Join us for a webinar with Amanda McQuade of Dr. Mathew Blurton-Jones’s lab! McQuade and the lab have developed protocols for differentiating microglia from induced pluripotent stem cells (iPSCs) and use these microglia in various ways to understand mechanisms of neurodegeneration.


“Modeling Alzheimer's risk using human TREM2-knockout microglia”


There are multiple sessions for this global event - Please choose the one that best fits your local time of day.

Tuesday, January 26, 2021
Session 1: 9:00 a.m. PST | 12:00 p.m. EST | 6:00 p.m. CET

Tuesday, January 26, 2021
Session 2: 6:00 p.m. PST (Please note that this is Wednesday, January 27, 10:00 a.m. China Standard Time | 11:00 a.m. JST | 12:00 p.m. AEST)

Unbiased studies of Alzheimer's disease risk loci have revealed a strong enrichment for loci proposed to affect immune function. At the forefront of these new risk loci is Triggering Receptor Expressed on Myeloid Cells 2 (TREM2). Loss of function of TREM2 increases Alzheimer’s disease risk, though the mechanism for this increased risk is not completely understood. We have modeled TREM2 loss of function through isogenic CRISPR-knockout of TREM2 in iPS-derived human microglia. Through a combination of in vitro mechanistic studies and xenotransplantation into a chimeric model of Alzheimer's disease, we show that human TREM2-knockout microglia fail to properly activate towards disease pathology, suggesting a mechanism for increased risk of Alzheimer's disease.

Interested in learning more but unable to attend the event online? Register now and you will be notified when the recording is available.
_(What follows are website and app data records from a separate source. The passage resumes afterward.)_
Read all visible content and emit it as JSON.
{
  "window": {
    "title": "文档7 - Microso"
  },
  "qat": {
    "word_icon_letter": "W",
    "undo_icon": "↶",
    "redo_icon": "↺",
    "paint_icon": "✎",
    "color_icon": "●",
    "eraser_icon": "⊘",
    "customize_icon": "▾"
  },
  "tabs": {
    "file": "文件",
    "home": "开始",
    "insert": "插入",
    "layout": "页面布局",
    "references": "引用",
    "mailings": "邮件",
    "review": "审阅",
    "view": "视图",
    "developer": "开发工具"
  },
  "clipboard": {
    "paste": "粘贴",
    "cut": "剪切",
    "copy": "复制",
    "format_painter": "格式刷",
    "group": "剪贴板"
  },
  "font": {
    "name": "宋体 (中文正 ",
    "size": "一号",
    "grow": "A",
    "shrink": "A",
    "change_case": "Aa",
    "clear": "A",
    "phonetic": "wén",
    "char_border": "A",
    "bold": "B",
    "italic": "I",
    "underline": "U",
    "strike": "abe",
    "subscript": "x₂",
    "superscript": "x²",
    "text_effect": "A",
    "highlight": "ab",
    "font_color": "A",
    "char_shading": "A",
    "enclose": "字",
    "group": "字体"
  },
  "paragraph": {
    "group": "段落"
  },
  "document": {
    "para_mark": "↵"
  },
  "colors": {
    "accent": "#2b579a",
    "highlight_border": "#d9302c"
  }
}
Amanda McQuade
PhD Candidate, Mathew Blurton-Jones lab, Institute for Immunology
University of California, Irvine